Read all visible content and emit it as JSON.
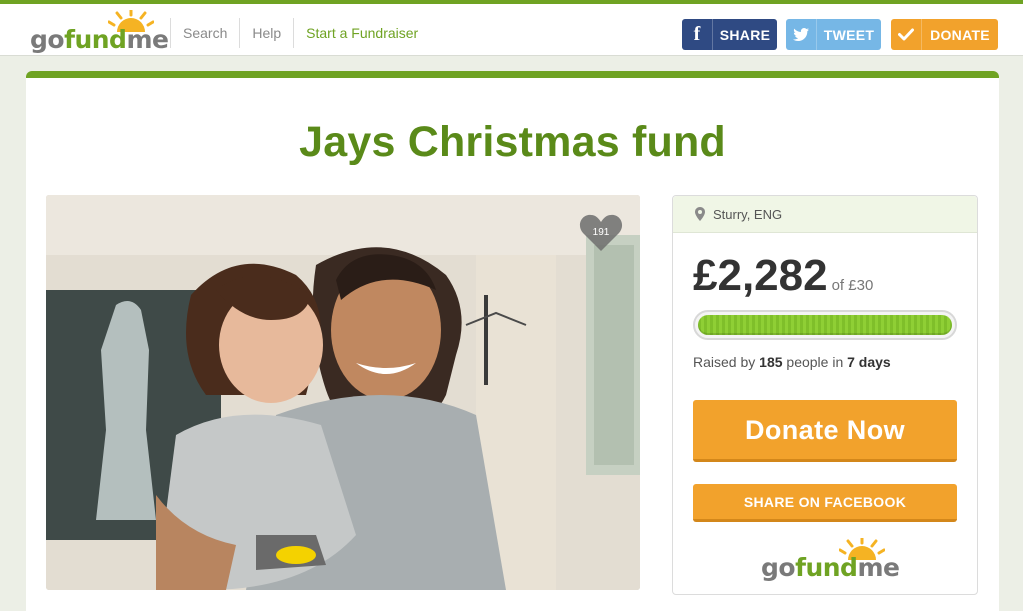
{
  "header": {
    "logo": {
      "go": "go",
      "fund": "fund",
      "me": "me"
    },
    "nav": [
      "Search",
      "Help",
      "Start a Fundraiser"
    ],
    "share_label": "SHARE",
    "tweet_label": "TWEET",
    "donate_label": "DONATE",
    "icons": {
      "share": "facebook-icon",
      "tweet": "twitter-icon",
      "donate": "checkmark-icon"
    }
  },
  "campaign": {
    "title": "Jays Christmas fund",
    "hearts": "191",
    "location": "Sturry, ENG",
    "raised": "£2,282",
    "goal": "of £30",
    "progress_percent": 100,
    "stats": {
      "prefix": "Raised by ",
      "people": "185",
      "mid": " people in ",
      "days": "7 days"
    },
    "donate_now": "Donate Now",
    "share_facebook": "SHARE ON FACEBOOK"
  },
  "colors": {
    "brand_green": "#6fa323",
    "orange": "#f2a22c",
    "facebook": "#2f4a83",
    "twitter": "#76b7e6"
  }
}
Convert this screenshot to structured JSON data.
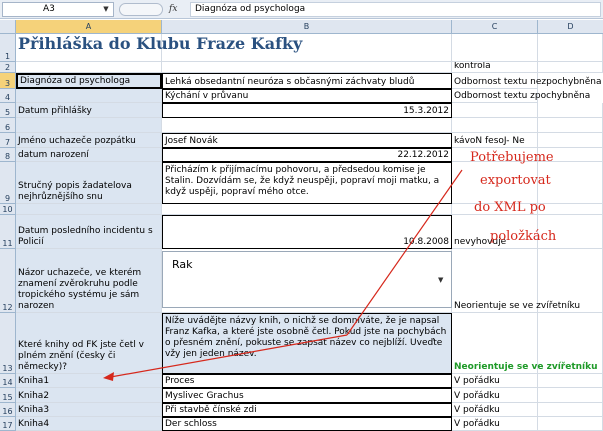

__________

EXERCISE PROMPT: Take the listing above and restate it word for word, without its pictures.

EXPECTED ANSWER:
Read all visible content and emit it as JSON.
{
  "header": {
    "logo": {
      "go": "go",
      "fund": "fund",
      "me": "me"
    },
    "nav": [
      "Search",
      "Help",
      "Start a Fundraiser"
    ],
    "share_label": "SHARE",
    "tweet_label": "TWEET",
    "donate_label": "DONATE",
    "icons": {
      "share": "facebook-icon",
      "tweet": "twitter-icon",
      "donate": "checkmark-icon"
    }
  },
  "campaign": {
    "title": "Jays Christmas fund",
    "hearts": "191",
    "location": "Sturry, ENG",
    "raised": "£2,282",
    "goal": "of £30",
    "progress_percent": 100,
    "stats": {
      "prefix": "Raised by ",
      "people": "185",
      "mid": " people in ",
      "days": "7 days"
    },
    "donate_now": "Donate Now",
    "share_facebook": "SHARE ON FACEBOOK"
  },
  "colors": {
    "brand_green": "#6fa323",
    "orange": "#f2a22c",
    "facebook": "#2f4a83",
    "twitter": "#76b7e6"
  }
}
Convert this screenshot to structured JSON data.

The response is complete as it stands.